EXERCISE MATERIALS:
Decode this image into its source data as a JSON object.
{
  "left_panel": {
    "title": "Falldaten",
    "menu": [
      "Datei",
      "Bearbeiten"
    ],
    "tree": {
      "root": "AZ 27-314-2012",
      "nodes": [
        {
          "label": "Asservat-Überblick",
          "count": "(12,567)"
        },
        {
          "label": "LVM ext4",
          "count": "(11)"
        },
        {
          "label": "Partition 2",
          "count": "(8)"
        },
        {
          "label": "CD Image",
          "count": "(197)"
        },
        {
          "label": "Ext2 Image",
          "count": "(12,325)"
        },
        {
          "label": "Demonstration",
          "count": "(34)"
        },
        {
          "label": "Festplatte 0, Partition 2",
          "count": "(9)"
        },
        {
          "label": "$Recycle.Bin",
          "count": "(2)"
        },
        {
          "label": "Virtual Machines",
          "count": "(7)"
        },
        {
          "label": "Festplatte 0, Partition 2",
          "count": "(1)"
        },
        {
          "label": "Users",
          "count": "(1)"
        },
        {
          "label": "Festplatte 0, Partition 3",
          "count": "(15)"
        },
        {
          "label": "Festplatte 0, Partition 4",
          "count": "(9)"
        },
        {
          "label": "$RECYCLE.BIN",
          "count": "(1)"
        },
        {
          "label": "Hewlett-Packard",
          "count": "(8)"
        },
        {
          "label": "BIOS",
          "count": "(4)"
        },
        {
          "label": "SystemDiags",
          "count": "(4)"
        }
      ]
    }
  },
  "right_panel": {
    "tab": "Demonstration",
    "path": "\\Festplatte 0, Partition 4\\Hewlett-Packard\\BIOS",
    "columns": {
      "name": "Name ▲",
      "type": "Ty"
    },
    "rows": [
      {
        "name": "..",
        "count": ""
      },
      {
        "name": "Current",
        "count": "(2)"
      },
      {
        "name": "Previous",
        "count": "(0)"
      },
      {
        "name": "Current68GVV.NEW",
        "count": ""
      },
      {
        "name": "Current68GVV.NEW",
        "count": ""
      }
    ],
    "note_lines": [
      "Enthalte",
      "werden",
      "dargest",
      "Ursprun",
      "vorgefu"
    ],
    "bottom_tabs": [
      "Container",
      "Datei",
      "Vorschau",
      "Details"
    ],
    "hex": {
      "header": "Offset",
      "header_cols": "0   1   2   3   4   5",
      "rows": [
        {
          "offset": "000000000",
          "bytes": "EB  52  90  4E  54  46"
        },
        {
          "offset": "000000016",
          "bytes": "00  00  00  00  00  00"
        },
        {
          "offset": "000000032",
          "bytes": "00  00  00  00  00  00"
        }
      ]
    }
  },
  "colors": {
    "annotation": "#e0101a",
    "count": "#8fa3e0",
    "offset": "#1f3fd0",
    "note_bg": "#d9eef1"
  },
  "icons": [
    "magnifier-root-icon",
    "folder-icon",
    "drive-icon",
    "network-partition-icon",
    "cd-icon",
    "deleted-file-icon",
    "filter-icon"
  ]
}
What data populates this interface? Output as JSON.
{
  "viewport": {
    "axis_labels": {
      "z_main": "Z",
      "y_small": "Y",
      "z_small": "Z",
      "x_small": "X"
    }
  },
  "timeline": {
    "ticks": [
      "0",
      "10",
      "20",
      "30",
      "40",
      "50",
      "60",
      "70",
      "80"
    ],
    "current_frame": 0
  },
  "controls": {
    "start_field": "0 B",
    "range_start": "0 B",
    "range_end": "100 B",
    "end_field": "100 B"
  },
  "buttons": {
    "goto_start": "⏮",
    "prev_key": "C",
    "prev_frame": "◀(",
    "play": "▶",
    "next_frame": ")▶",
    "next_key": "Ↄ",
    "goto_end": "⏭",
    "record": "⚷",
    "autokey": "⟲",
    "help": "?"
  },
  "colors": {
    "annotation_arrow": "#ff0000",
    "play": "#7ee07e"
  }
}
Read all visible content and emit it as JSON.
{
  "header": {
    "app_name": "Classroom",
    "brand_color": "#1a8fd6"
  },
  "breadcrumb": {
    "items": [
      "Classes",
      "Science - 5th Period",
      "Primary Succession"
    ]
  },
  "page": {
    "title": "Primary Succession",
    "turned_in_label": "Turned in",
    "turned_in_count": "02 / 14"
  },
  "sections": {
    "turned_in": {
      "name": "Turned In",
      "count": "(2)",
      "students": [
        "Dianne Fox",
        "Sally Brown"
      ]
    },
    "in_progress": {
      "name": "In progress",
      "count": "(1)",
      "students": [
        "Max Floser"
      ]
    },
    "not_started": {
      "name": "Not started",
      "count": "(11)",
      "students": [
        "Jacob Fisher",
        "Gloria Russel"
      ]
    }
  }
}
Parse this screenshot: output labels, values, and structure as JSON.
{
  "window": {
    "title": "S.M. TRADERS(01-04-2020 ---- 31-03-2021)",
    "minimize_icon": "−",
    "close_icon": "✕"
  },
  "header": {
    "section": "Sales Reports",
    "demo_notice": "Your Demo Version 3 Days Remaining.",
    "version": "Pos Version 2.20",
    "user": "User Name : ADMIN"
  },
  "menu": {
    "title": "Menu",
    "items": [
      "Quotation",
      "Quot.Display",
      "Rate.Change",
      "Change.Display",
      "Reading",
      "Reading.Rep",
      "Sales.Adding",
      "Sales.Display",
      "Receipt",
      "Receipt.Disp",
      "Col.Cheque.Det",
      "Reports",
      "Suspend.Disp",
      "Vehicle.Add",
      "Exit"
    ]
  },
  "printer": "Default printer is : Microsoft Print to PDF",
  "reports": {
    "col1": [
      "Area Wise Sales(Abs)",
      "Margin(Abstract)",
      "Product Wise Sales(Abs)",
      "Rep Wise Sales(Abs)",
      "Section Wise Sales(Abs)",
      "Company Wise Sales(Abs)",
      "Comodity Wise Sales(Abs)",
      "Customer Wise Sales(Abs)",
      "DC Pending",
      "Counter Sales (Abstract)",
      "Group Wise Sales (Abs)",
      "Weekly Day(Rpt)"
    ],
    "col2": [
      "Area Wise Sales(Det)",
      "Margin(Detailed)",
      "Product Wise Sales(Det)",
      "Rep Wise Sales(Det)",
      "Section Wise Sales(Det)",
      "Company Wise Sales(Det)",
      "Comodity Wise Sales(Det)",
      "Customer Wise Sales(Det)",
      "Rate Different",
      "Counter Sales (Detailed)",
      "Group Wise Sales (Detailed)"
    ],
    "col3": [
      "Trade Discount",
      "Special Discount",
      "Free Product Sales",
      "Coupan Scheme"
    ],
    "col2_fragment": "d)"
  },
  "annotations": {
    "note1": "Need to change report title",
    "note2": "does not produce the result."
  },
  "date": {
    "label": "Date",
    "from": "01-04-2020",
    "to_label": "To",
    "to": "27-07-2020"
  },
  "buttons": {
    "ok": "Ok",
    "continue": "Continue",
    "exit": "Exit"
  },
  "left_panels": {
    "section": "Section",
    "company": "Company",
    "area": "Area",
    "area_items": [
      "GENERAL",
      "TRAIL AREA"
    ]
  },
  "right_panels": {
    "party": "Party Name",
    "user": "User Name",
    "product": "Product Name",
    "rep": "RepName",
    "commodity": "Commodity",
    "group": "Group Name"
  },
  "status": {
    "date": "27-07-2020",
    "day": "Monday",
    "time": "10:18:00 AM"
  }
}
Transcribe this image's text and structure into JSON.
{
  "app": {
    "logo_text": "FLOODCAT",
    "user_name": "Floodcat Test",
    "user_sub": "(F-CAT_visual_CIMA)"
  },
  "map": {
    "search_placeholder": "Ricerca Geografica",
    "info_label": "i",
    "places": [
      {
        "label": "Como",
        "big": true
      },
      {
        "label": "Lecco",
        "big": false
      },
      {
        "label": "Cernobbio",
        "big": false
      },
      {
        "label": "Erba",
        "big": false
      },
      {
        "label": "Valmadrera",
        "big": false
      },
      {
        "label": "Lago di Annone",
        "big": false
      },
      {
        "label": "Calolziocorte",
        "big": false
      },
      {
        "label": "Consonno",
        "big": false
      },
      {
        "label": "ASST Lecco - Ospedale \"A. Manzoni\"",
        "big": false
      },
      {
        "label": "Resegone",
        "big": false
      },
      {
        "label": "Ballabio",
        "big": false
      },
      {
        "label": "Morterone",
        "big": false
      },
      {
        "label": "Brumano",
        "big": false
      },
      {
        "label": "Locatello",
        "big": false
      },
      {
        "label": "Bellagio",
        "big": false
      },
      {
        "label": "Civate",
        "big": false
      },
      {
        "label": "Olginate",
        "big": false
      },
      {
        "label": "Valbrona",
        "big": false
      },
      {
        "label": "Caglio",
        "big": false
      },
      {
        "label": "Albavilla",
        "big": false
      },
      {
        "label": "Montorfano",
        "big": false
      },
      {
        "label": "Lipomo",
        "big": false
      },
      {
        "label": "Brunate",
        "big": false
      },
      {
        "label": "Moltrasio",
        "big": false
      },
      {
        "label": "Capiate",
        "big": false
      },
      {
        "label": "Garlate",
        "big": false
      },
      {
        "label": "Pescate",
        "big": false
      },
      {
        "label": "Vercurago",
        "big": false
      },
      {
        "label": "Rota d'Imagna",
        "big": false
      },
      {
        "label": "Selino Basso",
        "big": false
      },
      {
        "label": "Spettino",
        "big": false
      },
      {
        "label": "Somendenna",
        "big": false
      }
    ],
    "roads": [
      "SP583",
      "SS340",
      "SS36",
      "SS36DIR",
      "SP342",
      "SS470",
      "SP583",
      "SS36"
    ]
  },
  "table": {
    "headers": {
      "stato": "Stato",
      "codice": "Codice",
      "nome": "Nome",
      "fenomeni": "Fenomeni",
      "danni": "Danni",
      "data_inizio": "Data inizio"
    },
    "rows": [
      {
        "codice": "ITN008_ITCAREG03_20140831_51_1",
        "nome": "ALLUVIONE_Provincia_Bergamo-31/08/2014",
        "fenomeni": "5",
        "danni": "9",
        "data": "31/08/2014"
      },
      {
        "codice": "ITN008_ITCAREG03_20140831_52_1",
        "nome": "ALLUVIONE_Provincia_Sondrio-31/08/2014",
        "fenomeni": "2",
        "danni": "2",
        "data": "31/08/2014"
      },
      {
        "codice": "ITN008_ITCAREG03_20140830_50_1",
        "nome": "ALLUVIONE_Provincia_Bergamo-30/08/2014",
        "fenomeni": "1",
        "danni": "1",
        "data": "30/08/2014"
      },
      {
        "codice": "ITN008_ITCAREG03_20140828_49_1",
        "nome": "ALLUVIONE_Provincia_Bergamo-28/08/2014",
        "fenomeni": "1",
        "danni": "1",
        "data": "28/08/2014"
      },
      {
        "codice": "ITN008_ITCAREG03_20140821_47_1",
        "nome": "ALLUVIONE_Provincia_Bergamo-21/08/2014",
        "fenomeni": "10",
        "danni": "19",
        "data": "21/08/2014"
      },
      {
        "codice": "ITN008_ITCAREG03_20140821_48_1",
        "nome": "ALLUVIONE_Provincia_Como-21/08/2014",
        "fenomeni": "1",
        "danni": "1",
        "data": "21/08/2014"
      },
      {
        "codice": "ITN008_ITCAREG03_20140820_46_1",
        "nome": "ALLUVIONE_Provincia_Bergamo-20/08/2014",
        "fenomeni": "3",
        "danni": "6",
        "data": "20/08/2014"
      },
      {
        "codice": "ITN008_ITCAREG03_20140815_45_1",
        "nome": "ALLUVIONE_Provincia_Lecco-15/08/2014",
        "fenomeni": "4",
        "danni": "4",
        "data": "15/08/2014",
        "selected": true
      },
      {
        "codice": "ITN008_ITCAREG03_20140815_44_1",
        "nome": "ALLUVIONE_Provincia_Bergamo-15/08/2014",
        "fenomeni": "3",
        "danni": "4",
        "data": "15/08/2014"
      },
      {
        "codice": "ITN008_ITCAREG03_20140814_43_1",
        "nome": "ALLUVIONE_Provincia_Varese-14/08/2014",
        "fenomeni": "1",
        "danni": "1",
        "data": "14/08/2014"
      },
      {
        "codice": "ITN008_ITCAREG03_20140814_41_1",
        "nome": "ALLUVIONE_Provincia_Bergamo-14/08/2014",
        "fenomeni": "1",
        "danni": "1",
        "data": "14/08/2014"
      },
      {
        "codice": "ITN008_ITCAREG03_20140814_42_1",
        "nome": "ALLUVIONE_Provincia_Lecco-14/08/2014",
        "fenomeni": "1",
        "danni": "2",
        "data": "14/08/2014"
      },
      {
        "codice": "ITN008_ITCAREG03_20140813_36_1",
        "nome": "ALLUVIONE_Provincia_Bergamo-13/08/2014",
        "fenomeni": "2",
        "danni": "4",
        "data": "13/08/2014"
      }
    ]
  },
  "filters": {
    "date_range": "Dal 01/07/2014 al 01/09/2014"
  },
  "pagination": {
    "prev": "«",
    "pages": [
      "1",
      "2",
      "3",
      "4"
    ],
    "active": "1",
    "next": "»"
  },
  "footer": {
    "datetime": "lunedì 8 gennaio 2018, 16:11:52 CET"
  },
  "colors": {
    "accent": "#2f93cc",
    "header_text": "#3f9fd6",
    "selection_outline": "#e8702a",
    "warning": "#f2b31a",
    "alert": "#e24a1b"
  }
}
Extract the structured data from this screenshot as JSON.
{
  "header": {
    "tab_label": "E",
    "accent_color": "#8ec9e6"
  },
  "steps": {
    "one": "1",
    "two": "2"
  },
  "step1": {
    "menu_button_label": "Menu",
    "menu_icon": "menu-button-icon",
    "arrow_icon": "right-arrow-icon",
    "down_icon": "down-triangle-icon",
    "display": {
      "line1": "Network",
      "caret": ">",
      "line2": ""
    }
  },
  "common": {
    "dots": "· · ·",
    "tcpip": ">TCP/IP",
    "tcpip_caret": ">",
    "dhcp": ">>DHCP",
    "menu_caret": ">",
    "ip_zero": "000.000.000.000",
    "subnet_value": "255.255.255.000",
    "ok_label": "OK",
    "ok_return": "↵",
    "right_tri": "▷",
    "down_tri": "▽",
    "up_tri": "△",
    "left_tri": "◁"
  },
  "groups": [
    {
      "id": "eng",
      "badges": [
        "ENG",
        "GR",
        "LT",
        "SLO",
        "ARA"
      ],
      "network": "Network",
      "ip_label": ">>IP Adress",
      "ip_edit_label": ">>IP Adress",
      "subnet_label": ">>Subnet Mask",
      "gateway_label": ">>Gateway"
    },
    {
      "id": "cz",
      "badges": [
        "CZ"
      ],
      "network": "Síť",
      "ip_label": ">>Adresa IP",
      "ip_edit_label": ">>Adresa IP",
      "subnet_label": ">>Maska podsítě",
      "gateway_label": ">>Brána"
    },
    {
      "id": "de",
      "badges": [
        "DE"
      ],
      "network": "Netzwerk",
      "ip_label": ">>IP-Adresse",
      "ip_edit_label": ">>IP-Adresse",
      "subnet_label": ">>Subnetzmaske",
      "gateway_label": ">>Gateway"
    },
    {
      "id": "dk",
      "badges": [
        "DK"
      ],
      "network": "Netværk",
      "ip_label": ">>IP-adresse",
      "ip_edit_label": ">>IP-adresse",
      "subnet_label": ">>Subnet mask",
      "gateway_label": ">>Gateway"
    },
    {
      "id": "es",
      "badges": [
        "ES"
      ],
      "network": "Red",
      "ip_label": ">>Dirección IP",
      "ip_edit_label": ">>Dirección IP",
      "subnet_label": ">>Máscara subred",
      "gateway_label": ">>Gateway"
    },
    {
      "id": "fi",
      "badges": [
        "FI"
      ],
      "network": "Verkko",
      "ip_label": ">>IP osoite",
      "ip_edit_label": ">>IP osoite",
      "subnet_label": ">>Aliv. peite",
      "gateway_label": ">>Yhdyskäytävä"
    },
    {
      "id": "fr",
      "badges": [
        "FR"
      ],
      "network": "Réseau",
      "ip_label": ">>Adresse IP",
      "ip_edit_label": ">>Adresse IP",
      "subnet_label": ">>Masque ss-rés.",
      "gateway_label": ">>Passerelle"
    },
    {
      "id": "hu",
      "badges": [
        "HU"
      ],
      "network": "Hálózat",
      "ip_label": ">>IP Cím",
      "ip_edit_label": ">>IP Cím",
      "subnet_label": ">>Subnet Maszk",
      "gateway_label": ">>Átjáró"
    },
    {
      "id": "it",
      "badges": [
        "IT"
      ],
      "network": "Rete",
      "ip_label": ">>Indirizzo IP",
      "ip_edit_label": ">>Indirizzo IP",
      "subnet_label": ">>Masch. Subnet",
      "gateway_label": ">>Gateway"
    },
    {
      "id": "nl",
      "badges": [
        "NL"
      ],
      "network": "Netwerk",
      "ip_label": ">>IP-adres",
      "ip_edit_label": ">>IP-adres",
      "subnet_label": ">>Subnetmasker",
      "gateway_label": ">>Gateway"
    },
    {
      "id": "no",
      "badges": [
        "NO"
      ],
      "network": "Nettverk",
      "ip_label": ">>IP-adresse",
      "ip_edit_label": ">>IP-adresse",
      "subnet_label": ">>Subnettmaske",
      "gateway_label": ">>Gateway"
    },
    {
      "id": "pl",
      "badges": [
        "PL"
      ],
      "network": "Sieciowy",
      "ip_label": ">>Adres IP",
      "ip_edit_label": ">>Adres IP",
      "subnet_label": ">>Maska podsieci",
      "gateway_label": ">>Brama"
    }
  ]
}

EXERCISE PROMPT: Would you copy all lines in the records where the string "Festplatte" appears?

TASK RESPONSE:
          "label": "Festplatte 0, Partition 2",
          "label": "Festplatte 0, Partition 2",
          "label": "Festplatte 0, Partition 3",
          "label": "Festplatte 0, Partition 4",
    "path": "\\Festplatte 0, Partition 4\\Hewlett-Packard\\BIOS",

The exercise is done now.